According to law, so-called work lights for illuminating work equipment and workplaces must not be able to be used while driving: “Certain switching regulations must prevent this. Unless the journey is part of the work process. ”Underfloor lamps or other light-emitting diodes on the vehicle are also prohibited.
4. It is better not to screw in any other lamps
In the case of conversion kits that convert from conventional H7 headlights to LED headlights, Rechtien warns to be careful: “If these retro-fits do not have a type approval for the respective vehicle type and headlight, they must not be used because the vehicle’s operating license is no longer valid.”
At a police check you have to expect a report, at the main inspection the cars fail the inspection with significant defects.
5. Use the free light test
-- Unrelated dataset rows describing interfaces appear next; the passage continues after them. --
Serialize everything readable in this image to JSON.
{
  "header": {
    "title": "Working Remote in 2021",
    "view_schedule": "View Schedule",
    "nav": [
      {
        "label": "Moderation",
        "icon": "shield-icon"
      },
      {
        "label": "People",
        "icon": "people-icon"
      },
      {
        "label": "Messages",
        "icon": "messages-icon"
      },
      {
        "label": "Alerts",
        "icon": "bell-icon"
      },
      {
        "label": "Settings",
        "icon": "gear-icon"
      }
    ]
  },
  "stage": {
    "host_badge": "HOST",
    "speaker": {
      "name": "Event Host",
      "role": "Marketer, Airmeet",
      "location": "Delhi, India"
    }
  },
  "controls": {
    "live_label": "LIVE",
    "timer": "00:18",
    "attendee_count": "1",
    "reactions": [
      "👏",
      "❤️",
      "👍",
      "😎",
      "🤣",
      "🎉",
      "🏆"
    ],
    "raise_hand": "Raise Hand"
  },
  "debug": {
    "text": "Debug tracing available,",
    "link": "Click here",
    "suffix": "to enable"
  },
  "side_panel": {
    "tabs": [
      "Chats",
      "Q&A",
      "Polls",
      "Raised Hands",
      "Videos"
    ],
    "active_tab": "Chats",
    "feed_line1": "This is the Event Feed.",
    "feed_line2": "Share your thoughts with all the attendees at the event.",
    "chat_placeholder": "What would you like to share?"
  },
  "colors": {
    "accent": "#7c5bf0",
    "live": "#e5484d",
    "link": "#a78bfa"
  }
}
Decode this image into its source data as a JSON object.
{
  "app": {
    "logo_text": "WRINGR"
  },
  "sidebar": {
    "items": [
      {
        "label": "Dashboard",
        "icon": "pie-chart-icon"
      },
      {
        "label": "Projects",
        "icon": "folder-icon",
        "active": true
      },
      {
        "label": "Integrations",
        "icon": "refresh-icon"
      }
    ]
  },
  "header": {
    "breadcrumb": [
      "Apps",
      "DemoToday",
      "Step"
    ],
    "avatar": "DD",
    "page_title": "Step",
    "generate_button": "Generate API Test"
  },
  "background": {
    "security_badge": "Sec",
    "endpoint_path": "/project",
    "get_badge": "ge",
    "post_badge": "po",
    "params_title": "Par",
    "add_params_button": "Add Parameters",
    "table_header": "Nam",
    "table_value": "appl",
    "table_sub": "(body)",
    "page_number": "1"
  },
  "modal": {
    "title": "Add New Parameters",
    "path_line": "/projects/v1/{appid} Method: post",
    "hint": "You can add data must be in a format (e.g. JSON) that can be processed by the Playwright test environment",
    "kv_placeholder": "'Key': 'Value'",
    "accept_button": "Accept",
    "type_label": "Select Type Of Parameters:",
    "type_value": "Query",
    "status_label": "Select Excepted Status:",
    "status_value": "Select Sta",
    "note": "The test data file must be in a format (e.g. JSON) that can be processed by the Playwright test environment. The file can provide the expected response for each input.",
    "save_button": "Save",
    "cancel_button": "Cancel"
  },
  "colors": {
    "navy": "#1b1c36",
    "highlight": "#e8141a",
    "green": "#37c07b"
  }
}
Michael Neuburger, as a master mechanic and press spokesman for the Gifhorn motor vehicle guild, advises having the lighting system checked in autumn. “Modern headlamp systems with their electronic components can no longer simply be adjusted mechanically, but are adjusted electronically,” says Neuburger. “Only specialist vehicle workshops or testing organizations can do that.”
Since 1956 there has been the campaign light test in October in workshops nationwide. It shows defects and incorrect settings on the lighting system quickly and free of charge. The mechanics then also find defects in around a quarter of the vehicles examined.
6. Care for the lights – but the right one
Headlights and taillights do not require any special care. It is sufficient if they are cleaned with a regular vehicle wash. Depending on the outside temperature, headlights can fog up from the inside.
This often happens due to large temperature differences, a defective ventilation system or incorrectly installed light sources, says Neuburger. He then advises simply switching on the headlights so that the moisture can escape due to the heat build-up.
Blind reflectors inside the headlamp should be replaced by the workshop, as should matt and milky glasses. Tüv expert Rechtien, on the other hand, considers other means that are available against dull or blind headlights to be dangerous: “On the one hand, they change the surface of the glass so that the type approval expires. On the other hand, the effect does not last long. “
7. Pay attention to the correct lighting when buying a new one
When buying a new car, the ACE expert Mühlich recommends LED headlights with a matrix function. The cars drive permanently with high beam, but individual segments of the LED matrix are temporarily darkened when there is oncoming traffic so that they are not dazzling.
“The Matrix LED systems are more expensive than normal LED headlights, but they illuminate the road optimally without dazzling oncoming traffic,” says Mühlich. So the dark time is at least a little bit bright.